Finally, I’m at the imaging place, hubby holding my hand as if I were a small child, but I am terrified and so I am grateful for it. The waiting room is full of old people. The kind I don’t think I am ever going to become. And none of them are smiling or laughing or speaking. It feels strange to be sitting there, among them. Feels like whatever they have is much, much worse that whatever I have.
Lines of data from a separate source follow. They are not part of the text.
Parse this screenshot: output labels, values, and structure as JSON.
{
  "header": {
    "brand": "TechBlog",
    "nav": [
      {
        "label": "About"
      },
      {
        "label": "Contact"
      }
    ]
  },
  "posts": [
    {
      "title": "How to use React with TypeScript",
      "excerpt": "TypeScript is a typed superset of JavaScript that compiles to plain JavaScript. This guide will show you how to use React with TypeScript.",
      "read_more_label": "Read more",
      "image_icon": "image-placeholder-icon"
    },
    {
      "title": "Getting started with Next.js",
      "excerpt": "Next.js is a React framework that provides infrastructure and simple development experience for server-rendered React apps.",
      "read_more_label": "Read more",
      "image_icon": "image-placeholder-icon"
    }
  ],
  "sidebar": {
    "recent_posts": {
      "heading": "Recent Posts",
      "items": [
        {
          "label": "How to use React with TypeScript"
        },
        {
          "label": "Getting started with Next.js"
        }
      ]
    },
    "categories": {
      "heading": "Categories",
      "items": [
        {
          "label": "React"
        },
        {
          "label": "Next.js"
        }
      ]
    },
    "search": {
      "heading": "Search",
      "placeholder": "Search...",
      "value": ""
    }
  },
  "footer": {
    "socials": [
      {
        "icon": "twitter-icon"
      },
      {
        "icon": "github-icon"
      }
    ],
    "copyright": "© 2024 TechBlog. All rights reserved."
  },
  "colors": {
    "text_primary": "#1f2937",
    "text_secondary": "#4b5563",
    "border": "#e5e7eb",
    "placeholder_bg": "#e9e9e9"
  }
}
The contrast (via Iodine IV) is unpleasant. I taste metal and bitterness and I can smell the unique sea-borne sharpness of it, but the tech is nice and my CT is over in a few minutes. Less scary than I thought it would be. The mammogram, however, is - well, let’s just say it sucks. I am 5.2” and tiny. As in I barely have much to work with in the boobular area. The machines must have been made for people much taller and larger. The stand holding the tray your boobs are supposed to be placed on does not move up or down. I have to stand on my tippy toes, my ribs digging into the sharp edge of the tray, as the tech lifts my boobs up and away from me, and there is a moment where I want to tell her that these suckers are, indeed, attached. Instead, I do as I’m told, and hold my breath, and let her take the pictures.
Then the waiting starts. I was never worried about the mammogram results, just the lump on my neck, and those come back first, by way or a long readout hubby picks up. Calcium deposits in some gland that isn’t a lymph node. In essence, not what google said. Not cancer, by the looks of it. Then a nurse from my doctor’s office calls and tells me there is a density issue/thingie in my right boob and I need to go in for another mammogram and an ultrasound, asap. I don’t like the urgency she attaches to it. I don’t like the idea of having my boobs manhandled and plastered to that too-tall bit of equipment. But mostly, I hate the idea of waiting again. Of not knowing. Of being in this in between state.
Hubby turned 47 a few days ago. I would love to plan a little surprise shindig at the house. Invite the few friends we have. Watch him smile and laugh and get a tad drunk. He turns even funnier than he ordinarily is when he’s buzzed. I miss his laugh, the funny accents, the jokes, the conversations with friends. I want to plan it for Friday, no matter what news I get on Tuesday. But I am not sure I’m brave enough to do it and not turn it into a pick my new boobs party, inadvertently, of course. And mostly, I want to be brave enough to not let any of this find purchase in those soft, raw parts of me. I want, desperately, to never again be the me who takes that step back from the edge. But deep down, I am. And that scares me more than anything.
So for the next however long I have of the still waiting, the not-knowing and whatever happens after that–I’m looking for pieces of myself from long before. I am fighting that bit of wiring that made my grandmother not be there for anyone or herself. In short, I am going to try my best to banish the fear before it sets in; to try to find my way back to that unwise, invincible version of myself. Because the few people who love me deserve that. And who knows - I might surprise myself by liking heights again. Even if I have to give up some body parts for the pleasure.
Thanks for reading this weird bit of unraveling…. I mostly write fiction and occasionally poetry. I’m also a proud member and one of the founders of the Isle of Write. You can find us by clicking the treasure map below.